→ **TASK DESCRIPTION**
Every record that follows must be duplicated exactly, with images left out.
[ENTRIES PROVIDED]
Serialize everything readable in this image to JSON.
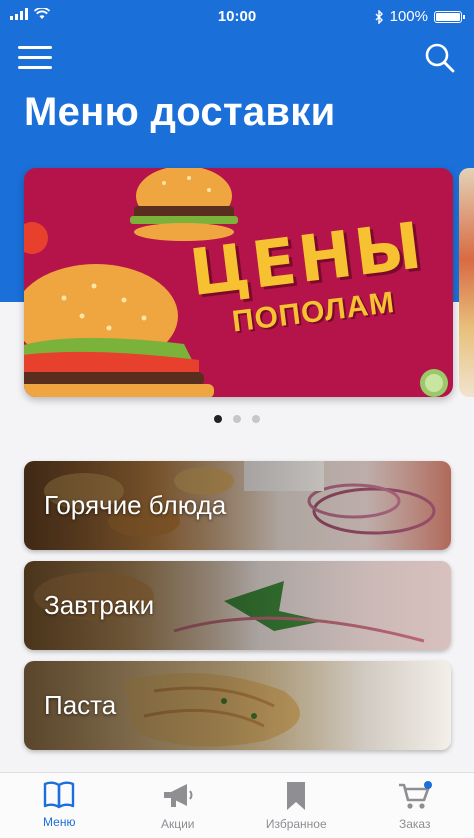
{
  "status_bar": {
    "time": "10:00",
    "battery": "100%"
  },
  "header": {
    "title": "Меню доставки"
  },
  "banner": {
    "headline": "ЦЕНЫ",
    "subline": "пополам",
    "dots_count": 3,
    "active_dot": 0
  },
  "categories": [
    {
      "label": "Горячие блюда"
    },
    {
      "label": "Завтраки"
    },
    {
      "label": "Паста"
    }
  ],
  "tabs": [
    {
      "label": "Меню",
      "icon": "book-icon",
      "active": true
    },
    {
      "label": "Акции",
      "icon": "megaphone-icon",
      "active": false
    },
    {
      "label": "Избранное",
      "icon": "bookmark-icon",
      "active": false
    },
    {
      "label": "Заказ",
      "icon": "cart-icon",
      "active": false,
      "badge_dot": true
    }
  ],
  "colors": {
    "accent": "#1b6fd8",
    "inactive": "#8e8e93",
    "banner_bg": "#b5144a",
    "badge": "#1b6fd8"
  }
}
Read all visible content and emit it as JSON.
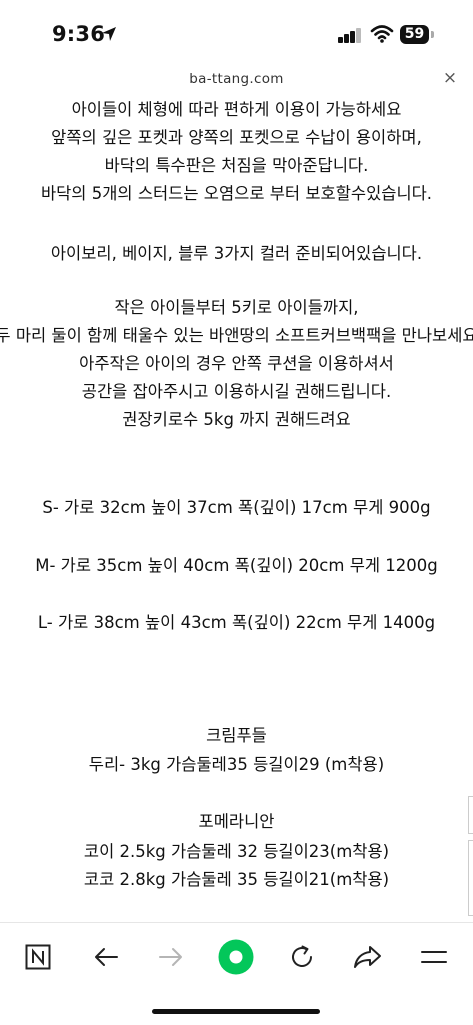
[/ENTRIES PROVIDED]
→ **WRITTEN RESPONSE**
Serialize everything readable in this image to JSON.
{
  "status_bar": {
    "time": "10:00",
    "battery": "100%"
  },
  "header": {
    "title": "Меню доставки"
  },
  "banner": {
    "headline": "ЦЕНЫ",
    "subline": "пополам",
    "dots_count": 3,
    "active_dot": 0
  },
  "categories": [
    {
      "label": "Горячие блюда"
    },
    {
      "label": "Завтраки"
    },
    {
      "label": "Паста"
    }
  ],
  "tabs": [
    {
      "label": "Меню",
      "icon": "book-icon",
      "active": true
    },
    {
      "label": "Акции",
      "icon": "megaphone-icon",
      "active": false
    },
    {
      "label": "Избранное",
      "icon": "bookmark-icon",
      "active": false
    },
    {
      "label": "Заказ",
      "icon": "cart-icon",
      "active": false,
      "badge_dot": true
    }
  ],
  "colors": {
    "accent": "#1b6fd8",
    "inactive": "#8e8e93",
    "banner_bg": "#b5144a",
    "badge": "#1b6fd8"
  }
}
Read all visible content and emit it as JSON.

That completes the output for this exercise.